■ What to work on: Determine the number of lines in the entries below in which the word "icon" appears, and reply with that number only.

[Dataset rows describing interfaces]
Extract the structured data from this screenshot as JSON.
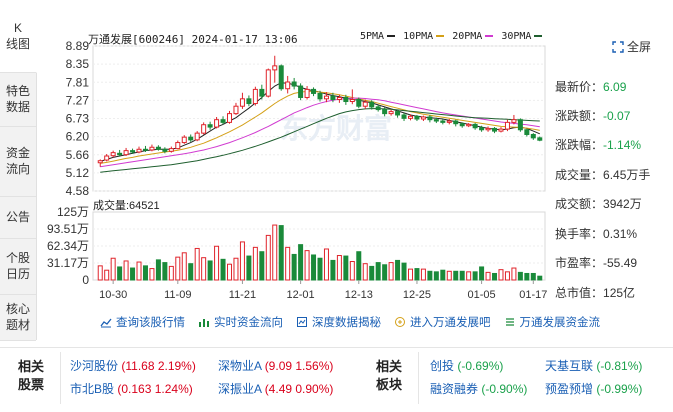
{
  "tabs": [
    {
      "label": "K\n线图",
      "active": true
    },
    {
      "label": "特色\n数据",
      "active": false
    },
    {
      "label": "资金\n流向",
      "active": false
    },
    {
      "label": "公告",
      "active": false
    },
    {
      "label": "个股\n日历",
      "active": false
    },
    {
      "label": "核心\n题材",
      "active": false
    }
  ],
  "header": {
    "stock": "万通发展[600246] 2024-01-17 13:06",
    "ma": [
      {
        "name": "5PMA",
        "color": "#222222"
      },
      {
        "name": "10PMA",
        "color": "#d4a017"
      },
      {
        "name": "20PMA",
        "color": "#d13bd1"
      },
      {
        "name": "30PMA",
        "color": "#1f5f2f"
      }
    ],
    "fullscreen": "全屏"
  },
  "stats": [
    {
      "label": "最新价：",
      "value": "6.09",
      "green": true
    },
    {
      "label": "涨跌额：",
      "value": "-0.07",
      "green": true
    },
    {
      "label": "涨跌幅：",
      "value": "-1.14%",
      "green": true
    },
    {
      "label": "成交量：",
      "value": "6.45万手",
      "green": false
    },
    {
      "label": "成交额：",
      "value": "3942万",
      "green": false
    },
    {
      "label": "换手率：",
      "value": "0.31%",
      "green": false
    },
    {
      "label": "市盈率：",
      "value": "-55.49",
      "green": false
    },
    {
      "label": "总市值：",
      "value": "125亿",
      "green": false
    }
  ],
  "chart_data": {
    "type": "candlestick",
    "price_ticks": [
      "8.89",
      "8.35",
      "7.81",
      "7.27",
      "6.73",
      "6.20",
      "5.66",
      "5.12",
      "4.58"
    ],
    "ylim": [
      4.58,
      8.89
    ],
    "volume_label": "成交量:64521",
    "volume_ticks": [
      "125万",
      "93.51万",
      "62.34万",
      "31.17万",
      "0"
    ],
    "vol_max": 125,
    "x_ticks": [
      "10-30",
      "11-09",
      "11-21",
      "12-01",
      "12-13",
      "12-25",
      "01-05",
      "01-17"
    ],
    "candles": [
      [
        5.42,
        5.48,
        5.3,
        5.52
      ],
      [
        5.5,
        5.62,
        5.46,
        5.68
      ],
      [
        5.63,
        5.72,
        5.58,
        5.78
      ],
      [
        5.7,
        5.66,
        5.6,
        5.8
      ],
      [
        5.66,
        5.78,
        5.62,
        5.86
      ],
      [
        5.78,
        5.74,
        5.68,
        5.84
      ],
      [
        5.74,
        5.82,
        5.7,
        5.9
      ],
      [
        5.82,
        5.8,
        5.74,
        5.92
      ],
      [
        5.8,
        5.88,
        5.76,
        5.96
      ],
      [
        5.88,
        5.82,
        5.78,
        5.94
      ],
      [
        5.82,
        5.76,
        5.7,
        5.88
      ],
      [
        5.76,
        5.84,
        5.72,
        5.9
      ],
      [
        5.84,
        6.02,
        5.82,
        6.08
      ],
      [
        6.02,
        6.18,
        5.98,
        6.24
      ],
      [
        6.18,
        6.1,
        6.04,
        6.26
      ],
      [
        6.1,
        6.3,
        6.06,
        6.36
      ],
      [
        6.3,
        6.55,
        6.26,
        6.62
      ],
      [
        6.55,
        6.48,
        6.4,
        6.64
      ],
      [
        6.48,
        6.7,
        6.44,
        6.78
      ],
      [
        6.7,
        6.62,
        6.56,
        6.8
      ],
      [
        6.62,
        6.88,
        6.58,
        6.96
      ],
      [
        6.88,
        7.1,
        6.84,
        7.2
      ],
      [
        7.1,
        7.32,
        7.02,
        7.5
      ],
      [
        7.32,
        7.18,
        7.1,
        7.42
      ],
      [
        7.18,
        7.6,
        7.12,
        7.68
      ],
      [
        7.6,
        7.4,
        7.3,
        7.74
      ],
      [
        7.4,
        8.18,
        7.36,
        8.22
      ],
      [
        8.18,
        8.3,
        7.8,
        8.6
      ],
      [
        8.3,
        7.62,
        7.56,
        8.34
      ],
      [
        7.62,
        7.82,
        7.48,
        8.0
      ],
      [
        7.82,
        7.7,
        7.6,
        7.94
      ],
      [
        7.7,
        7.36,
        7.28,
        7.78
      ],
      [
        7.36,
        7.6,
        7.3,
        7.7
      ],
      [
        7.6,
        7.48,
        7.4,
        7.66
      ],
      [
        7.48,
        7.32,
        7.24,
        7.56
      ],
      [
        7.32,
        7.4,
        7.22,
        7.52
      ],
      [
        7.4,
        7.3,
        7.22,
        7.5
      ],
      [
        7.3,
        7.36,
        7.2,
        7.44
      ],
      [
        7.36,
        7.24,
        7.14,
        7.44
      ],
      [
        7.24,
        7.3,
        7.16,
        7.6
      ],
      [
        7.3,
        7.1,
        7.04,
        7.36
      ],
      [
        7.1,
        7.22,
        7.02,
        7.3
      ],
      [
        7.22,
        7.08,
        7.0,
        7.28
      ],
      [
        7.08,
        7.0,
        6.94,
        7.14
      ],
      [
        7.0,
        6.88,
        6.8,
        7.06
      ],
      [
        6.88,
        6.94,
        6.82,
        7.0
      ],
      [
        6.94,
        6.84,
        6.76,
        6.98
      ],
      [
        6.84,
        6.74,
        6.66,
        6.9
      ],
      [
        6.74,
        6.8,
        6.68,
        6.86
      ],
      [
        6.8,
        6.72,
        6.66,
        6.84
      ],
      [
        6.72,
        6.78,
        6.66,
        6.82
      ],
      [
        6.78,
        6.7,
        6.62,
        6.84
      ],
      [
        6.7,
        6.66,
        6.6,
        6.76
      ],
      [
        6.66,
        6.62,
        6.56,
        6.72
      ],
      [
        6.62,
        6.66,
        6.56,
        6.72
      ],
      [
        6.66,
        6.58,
        6.5,
        6.7
      ],
      [
        6.58,
        6.52,
        6.46,
        6.62
      ],
      [
        6.52,
        6.56,
        6.48,
        6.6
      ],
      [
        6.56,
        6.46,
        6.4,
        6.6
      ],
      [
        6.46,
        6.4,
        6.34,
        6.52
      ],
      [
        6.4,
        6.44,
        6.34,
        6.5
      ],
      [
        6.44,
        6.36,
        6.3,
        6.48
      ],
      [
        6.36,
        6.42,
        6.32,
        6.48
      ],
      [
        6.42,
        6.62,
        6.36,
        6.7
      ],
      [
        6.62,
        6.7,
        6.56,
        6.84
      ],
      [
        6.7,
        6.4,
        6.34,
        6.74
      ],
      [
        6.4,
        6.26,
        6.2,
        6.42
      ],
      [
        6.26,
        6.16,
        6.1,
        6.3
      ],
      [
        6.16,
        6.09,
        6.06,
        6.2
      ]
    ],
    "volumes": [
      26,
      18,
      40,
      24,
      35,
      22,
      33,
      26,
      21,
      37,
      32,
      25,
      42,
      50,
      30,
      58,
      41,
      35,
      62,
      38,
      29,
      40,
      70,
      44,
      60,
      52,
      82,
      101,
      100,
      60,
      47,
      65,
      54,
      46,
      40,
      57,
      36,
      45,
      44,
      34,
      52,
      30,
      25,
      32,
      28,
      32,
      36,
      31,
      20,
      21,
      20,
      16,
      15,
      18,
      16,
      16,
      16,
      15,
      15,
      24,
      14,
      12,
      19,
      15,
      22,
      14,
      12,
      12,
      7
    ],
    "ma_series": {
      "5PMA": [
        5.46,
        5.52,
        5.58,
        5.62,
        5.66,
        5.7,
        5.74,
        5.78,
        5.8,
        5.82,
        5.82,
        5.82,
        5.86,
        5.94,
        6.02,
        6.12,
        6.24,
        6.36,
        6.48,
        6.56,
        6.66,
        6.76,
        6.9,
        7.04,
        7.2,
        7.36,
        7.54,
        7.7,
        7.8,
        7.78,
        7.74,
        7.66,
        7.6,
        7.56,
        7.52,
        7.46,
        7.42,
        7.38,
        7.34,
        7.3,
        7.28,
        7.24,
        7.2,
        7.14,
        7.08,
        7.02,
        6.96,
        6.9,
        6.84,
        6.8,
        6.78,
        6.76,
        6.74,
        6.72,
        6.68,
        6.64,
        6.6,
        6.56,
        6.52,
        6.48,
        6.44,
        6.42,
        6.4,
        6.42,
        6.46,
        6.48,
        6.44,
        6.36,
        6.28
      ],
      "10PMA": [
        5.4,
        5.43,
        5.47,
        5.51,
        5.55,
        5.58,
        5.62,
        5.65,
        5.68,
        5.71,
        5.74,
        5.76,
        5.79,
        5.83,
        5.88,
        5.94,
        6.0,
        6.08,
        6.16,
        6.25,
        6.34,
        6.44,
        6.54,
        6.66,
        6.78,
        6.9,
        7.04,
        7.18,
        7.3,
        7.4,
        7.48,
        7.52,
        7.54,
        7.54,
        7.52,
        7.5,
        7.47,
        7.44,
        7.4,
        7.36,
        7.32,
        7.28,
        7.24,
        7.19,
        7.14,
        7.09,
        7.04,
        6.99,
        6.94,
        6.9,
        6.86,
        6.83,
        6.8,
        6.77,
        6.74,
        6.71,
        6.68,
        6.65,
        6.62,
        6.59,
        6.56,
        6.53,
        6.5,
        6.49,
        6.48,
        6.47,
        6.45,
        6.42,
        6.38
      ],
      "20PMA": [
        5.3,
        5.33,
        5.36,
        5.39,
        5.42,
        5.45,
        5.48,
        5.51,
        5.54,
        5.57,
        5.6,
        5.63,
        5.66,
        5.69,
        5.72,
        5.76,
        5.8,
        5.85,
        5.9,
        5.96,
        6.02,
        6.09,
        6.16,
        6.24,
        6.32,
        6.41,
        6.5,
        6.6,
        6.7,
        6.8,
        6.9,
        6.98,
        7.06,
        7.13,
        7.19,
        7.24,
        7.28,
        7.31,
        7.33,
        7.34,
        7.34,
        7.33,
        7.31,
        7.29,
        7.26,
        7.22,
        7.18,
        7.14,
        7.1,
        7.06,
        7.02,
        6.98,
        6.94,
        6.9,
        6.87,
        6.84,
        6.81,
        6.78,
        6.75,
        6.72,
        6.69,
        6.66,
        6.63,
        6.61,
        6.59,
        6.57,
        6.55,
        6.52,
        6.49
      ],
      "30PMA": [
        5.14,
        5.16,
        5.18,
        5.2,
        5.22,
        5.24,
        5.26,
        5.28,
        5.3,
        5.32,
        5.34,
        5.36,
        5.39,
        5.42,
        5.45,
        5.48,
        5.52,
        5.56,
        5.6,
        5.64,
        5.69,
        5.74,
        5.79,
        5.85,
        5.91,
        5.97,
        6.04,
        6.11,
        6.18,
        6.26,
        6.34,
        6.42,
        6.5,
        6.58,
        6.66,
        6.74,
        6.81,
        6.88,
        6.93,
        6.97,
        7.0,
        7.02,
        7.03,
        7.03,
        7.02,
        7.01,
        6.99,
        6.97,
        6.95,
        6.93,
        6.91,
        6.89,
        6.87,
        6.85,
        6.83,
        6.81,
        6.79,
        6.77,
        6.76,
        6.75,
        6.74,
        6.73,
        6.72,
        6.71,
        6.7,
        6.69,
        6.68,
        6.67,
        6.66
      ]
    }
  },
  "links": [
    {
      "icon": "chart-icon",
      "label": "查询该股行情"
    },
    {
      "icon": "bars-icon",
      "label": "实时资金流向"
    },
    {
      "icon": "data-icon",
      "label": "深度数据揭秘"
    },
    {
      "icon": "entry-icon",
      "label": "进入万通发展吧"
    },
    {
      "icon": "flow-icon",
      "label": "万通发展资金流"
    }
  ],
  "related": {
    "stocks_title": "相关\n股票",
    "stocks": [
      {
        "name": "沙河股份",
        "value": "(11.68 2.19%)",
        "up": true
      },
      {
        "name": "深物业A",
        "value": "(9.09 1.56%)",
        "up": true
      },
      {
        "name": "市北B股",
        "value": "(0.163 1.24%)",
        "up": true
      },
      {
        "name": "深振业A",
        "value": "(4.49 0.90%)",
        "up": true
      }
    ],
    "sectors_title": "相关\n板块",
    "sectors": [
      {
        "name": "创投",
        "value": "(-0.69%)",
        "up": false
      },
      {
        "name": "天基互联",
        "value": "(-0.81%)",
        "up": false
      },
      {
        "name": "融资融券",
        "value": "(-0.90%)",
        "up": false
      },
      {
        "name": "预盈预增",
        "value": "(-0.99%)",
        "up": false
      }
    ]
  }
}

■ Written response: 5